#### [Task description]
Filter the data for lines with the word "title" and copy those lines.

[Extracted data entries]
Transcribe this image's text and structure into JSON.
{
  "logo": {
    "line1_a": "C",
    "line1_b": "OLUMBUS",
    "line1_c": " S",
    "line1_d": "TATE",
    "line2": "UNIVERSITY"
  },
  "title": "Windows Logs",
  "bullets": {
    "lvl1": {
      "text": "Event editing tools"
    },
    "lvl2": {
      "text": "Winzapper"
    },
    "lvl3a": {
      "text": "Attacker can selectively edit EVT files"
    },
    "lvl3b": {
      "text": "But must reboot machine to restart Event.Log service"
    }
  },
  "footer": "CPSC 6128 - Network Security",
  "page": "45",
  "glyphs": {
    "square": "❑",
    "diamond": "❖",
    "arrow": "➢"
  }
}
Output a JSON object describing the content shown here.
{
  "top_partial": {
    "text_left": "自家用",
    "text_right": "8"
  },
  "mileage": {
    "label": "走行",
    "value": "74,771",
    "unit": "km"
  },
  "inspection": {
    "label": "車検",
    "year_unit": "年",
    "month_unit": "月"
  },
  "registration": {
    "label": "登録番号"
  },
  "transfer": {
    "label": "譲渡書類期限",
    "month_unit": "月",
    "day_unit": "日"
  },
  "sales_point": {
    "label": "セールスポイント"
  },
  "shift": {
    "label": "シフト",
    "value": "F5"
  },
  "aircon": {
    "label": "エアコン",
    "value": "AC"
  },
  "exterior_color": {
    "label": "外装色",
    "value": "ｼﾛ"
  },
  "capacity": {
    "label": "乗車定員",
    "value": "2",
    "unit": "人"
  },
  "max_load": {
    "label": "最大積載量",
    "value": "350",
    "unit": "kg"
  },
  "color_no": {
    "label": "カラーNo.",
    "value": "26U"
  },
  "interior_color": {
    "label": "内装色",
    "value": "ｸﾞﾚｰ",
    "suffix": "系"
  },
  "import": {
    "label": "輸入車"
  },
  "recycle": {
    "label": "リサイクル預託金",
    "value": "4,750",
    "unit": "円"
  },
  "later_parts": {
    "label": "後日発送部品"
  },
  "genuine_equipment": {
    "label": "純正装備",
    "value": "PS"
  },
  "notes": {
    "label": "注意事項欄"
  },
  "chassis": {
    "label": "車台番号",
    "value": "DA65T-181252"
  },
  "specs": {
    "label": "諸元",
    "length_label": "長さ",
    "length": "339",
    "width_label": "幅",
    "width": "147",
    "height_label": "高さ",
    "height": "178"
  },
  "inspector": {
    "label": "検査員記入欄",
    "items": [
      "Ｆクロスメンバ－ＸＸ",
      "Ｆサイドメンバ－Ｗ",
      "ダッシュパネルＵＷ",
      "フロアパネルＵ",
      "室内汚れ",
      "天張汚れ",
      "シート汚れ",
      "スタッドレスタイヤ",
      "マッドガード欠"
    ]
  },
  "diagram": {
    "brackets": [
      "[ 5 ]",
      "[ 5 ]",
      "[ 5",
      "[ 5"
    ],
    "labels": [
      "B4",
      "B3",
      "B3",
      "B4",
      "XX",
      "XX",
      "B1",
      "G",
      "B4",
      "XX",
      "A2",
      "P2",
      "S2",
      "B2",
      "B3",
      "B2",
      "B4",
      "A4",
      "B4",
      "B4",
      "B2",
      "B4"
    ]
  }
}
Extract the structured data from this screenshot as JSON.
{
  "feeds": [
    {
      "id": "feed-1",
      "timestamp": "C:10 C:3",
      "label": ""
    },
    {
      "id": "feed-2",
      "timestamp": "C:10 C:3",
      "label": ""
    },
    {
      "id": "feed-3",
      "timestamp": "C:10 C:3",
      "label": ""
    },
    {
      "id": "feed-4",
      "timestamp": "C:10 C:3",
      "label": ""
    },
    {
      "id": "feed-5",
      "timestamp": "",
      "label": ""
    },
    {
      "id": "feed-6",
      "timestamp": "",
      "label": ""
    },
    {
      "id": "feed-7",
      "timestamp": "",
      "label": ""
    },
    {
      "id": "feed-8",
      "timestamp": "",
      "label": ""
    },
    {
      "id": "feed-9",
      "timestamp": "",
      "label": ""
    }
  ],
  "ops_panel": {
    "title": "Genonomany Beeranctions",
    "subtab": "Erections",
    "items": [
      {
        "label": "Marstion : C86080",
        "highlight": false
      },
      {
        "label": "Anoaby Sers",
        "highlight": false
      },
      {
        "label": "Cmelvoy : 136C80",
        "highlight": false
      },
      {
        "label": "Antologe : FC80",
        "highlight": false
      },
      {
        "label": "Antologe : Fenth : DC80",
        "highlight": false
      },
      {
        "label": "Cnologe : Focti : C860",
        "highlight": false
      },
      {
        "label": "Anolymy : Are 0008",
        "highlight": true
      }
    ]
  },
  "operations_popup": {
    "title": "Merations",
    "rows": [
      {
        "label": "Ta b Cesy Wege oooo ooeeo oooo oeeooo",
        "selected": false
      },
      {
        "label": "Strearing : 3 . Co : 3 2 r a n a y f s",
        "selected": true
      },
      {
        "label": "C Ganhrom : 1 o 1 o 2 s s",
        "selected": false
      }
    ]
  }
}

#### [Answer to the problem]
  "title": "Windows Logs",
    "title": "Genonomany Beeranctions",
    "title": "Merations",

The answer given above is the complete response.